Any of various yellow-brown photosynthetic dinoflagellates that live symbiotically within the cells of other organisms, especially certain corals and other marine invertebrates.

[New Latin : zoo- + xanth(o)- + -ella, diminutive suff.]


(Biology) any of several yellow-green algae that inhabit other organisms such as marine invertebrates
References in periodicals archive ?
When bleaching happens, corals lose their zooxanthellae, the algae that lives inside them in symbiosis or a mutually beneficial relationship.
Zooxanthellae, sourced equally from sacrificed adult Tridacna maxima and T.

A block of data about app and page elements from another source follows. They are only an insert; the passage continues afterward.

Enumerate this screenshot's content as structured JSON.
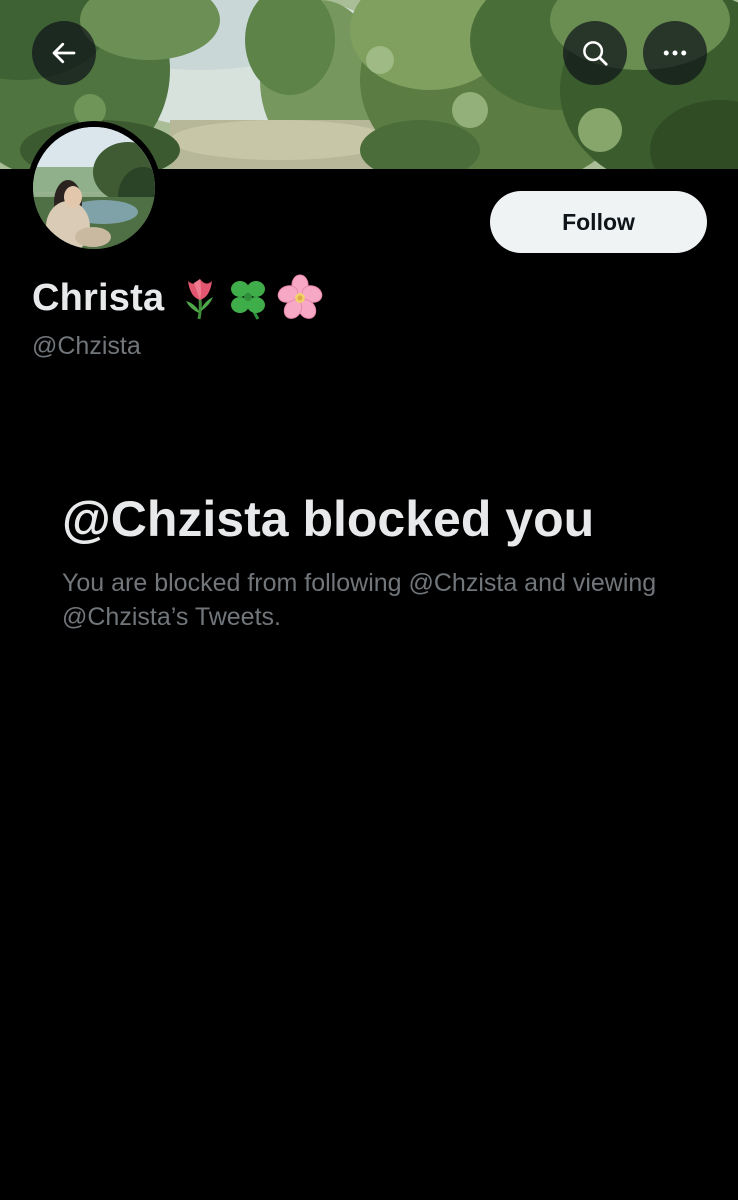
{
  "header": {
    "back_icon": "arrow-left-icon",
    "search_icon": "search-icon",
    "more_icon": "more-horizontal-icon"
  },
  "profile": {
    "display_name": "Christa",
    "emojis": [
      "tulip-emoji",
      "four-leaf-clover-emoji",
      "cherry-blossom-emoji"
    ],
    "handle": "@Chzista",
    "follow_label": "Follow"
  },
  "blocked": {
    "title": "@Chzista blocked you",
    "description": "You are blocked from following @Chzista and viewing @Chzista’s Tweets."
  },
  "colors": {
    "background": "#000000",
    "primary_text": "#e7e9ea",
    "secondary_text": "#71767b",
    "follow_button_bg": "#eff3f4",
    "follow_button_text": "#0f1419"
  }
}
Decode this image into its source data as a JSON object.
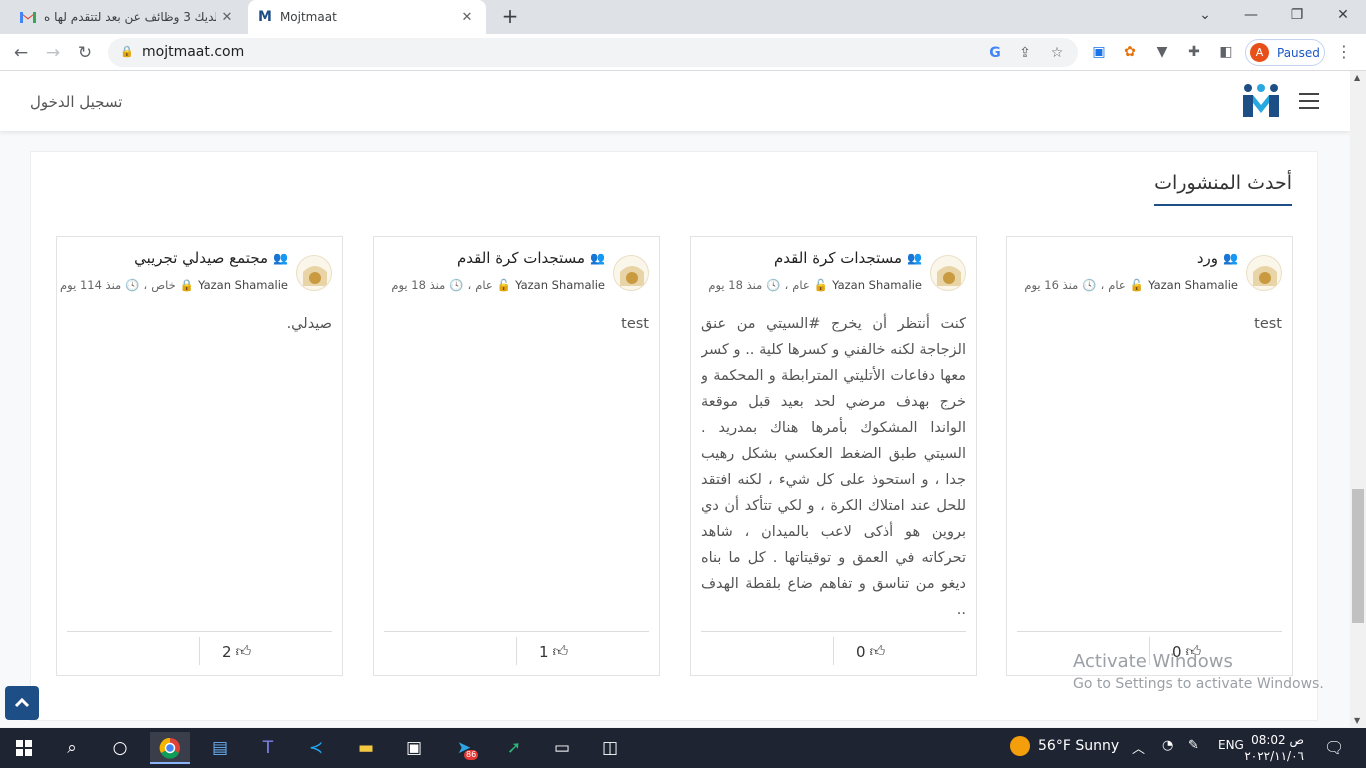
{
  "browser": {
    "tabs": [
      {
        "title": "لديك 3 وظائف عن بعد لتتقدم لها ه...",
        "icon": "gmail-icon",
        "active": false
      },
      {
        "title": "Mojtmaat",
        "icon": "mojtmaat-icon",
        "active": true
      }
    ],
    "url": "mojtmaat.com",
    "profile_initial": "A",
    "profile_status": "Paused"
  },
  "site": {
    "login_label": "تسجيل الدخول",
    "section_title": "أحدث المنشورات"
  },
  "posts": [
    {
      "group": "ورد",
      "author": "Yazan Shamalie",
      "visibility": "عام",
      "time": "منذ 16 يوم",
      "body": "test",
      "likes": "0"
    },
    {
      "group": "مستجدات كرة القدم",
      "author": "Yazan Shamalie",
      "visibility": "عام",
      "time": "منذ 18 يوم",
      "body": "كنت أنتظر أن يخرج #السيتي من عنق الزجاجة لكنه خالفني و كسرها كلية .. و كسر معها دفاعات الأتليتي المترابطة و المحكمة و خرج بهدف مرضي لحد بعيد قبل موقعة الواندا المشكوك بأمرها هناك بمدريد . السيتي طبق الضغط العكسي بشكل رهيب جدا ، و استحوذ على كل شيء ، لكنه افتقد للحل عند امتلاك الكرة ، و لكي تتأكد أن دي بروين هو أذكى لاعب بالميدان ، شاهد تحركاته في العمق و توقيتاتها . كل ما بناه ديغو من تناسق و تفاهم ضاع بلقطة الهدف ..",
      "likes": "0"
    },
    {
      "group": "مستجدات كرة القدم",
      "author": "Yazan Shamalie",
      "visibility": "عام",
      "time": "منذ 18 يوم",
      "body": "test",
      "likes": "1"
    },
    {
      "group": "مجتمع صيدلي تجريبي",
      "author": "Yazan Shamalie",
      "visibility": "خاص",
      "time": "منذ 114 يوم",
      "body": "صيدلي.",
      "likes": "2"
    }
  ],
  "watermark": {
    "line1": "Activate Windows",
    "line2": "Go to Settings to activate Windows."
  },
  "taskbar": {
    "weather": "56°F  Sunny",
    "language": "ENG",
    "time": "08:02 ص",
    "date": "٢٠٢٢/١١/٠٦",
    "telegram_badge": "86"
  }
}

Exploring Anything above 30degC causes the organisms to expel their zooxanthellae algae, leaving behind a frail white skeleton, a phenomenon known as coral bleaching.
Changes in zooxanthellae densities and chlorophyll concentrations in corals during and after a bleaching event.
Corals and microscopic algae called zooxanthellae, have a mutually beneficial relationship where the tine algae gain shelter, carbon dioxide and nutrients while corals get photosynthetic products that can provide them with up to 90% of their energy needs.
In addition, increased concentrations of nutrients can cause an imbalance in the relationship between zooxanthellae (endosymbiotic dinoflagellates - Symbiodinium spp.
The photosynthetic zooxanthellae provide up to 90 per cent of the energy the corals need to grow and reproduce, while also giving them most of their colour.
Coral bleaching occurs when water temperatures rise, causing the corals to expel the algae zooxanthellae, which then turns the coral to turn entirely white.
Coral polyps provide a perfect protective home for tiny zooxanthellae algae.
Dejucos said most corals live in a symbiotic relationship with photosynthetic algae called zooxanthellae, which lives inside their tissue.
Three interesting exhibits are the zooxanthellae (or "zoox"), plantlike organisms that live inside coral polyps, gobbleguts, a type of cardinal fish, and the anemonefish--can you find 'Nemo'?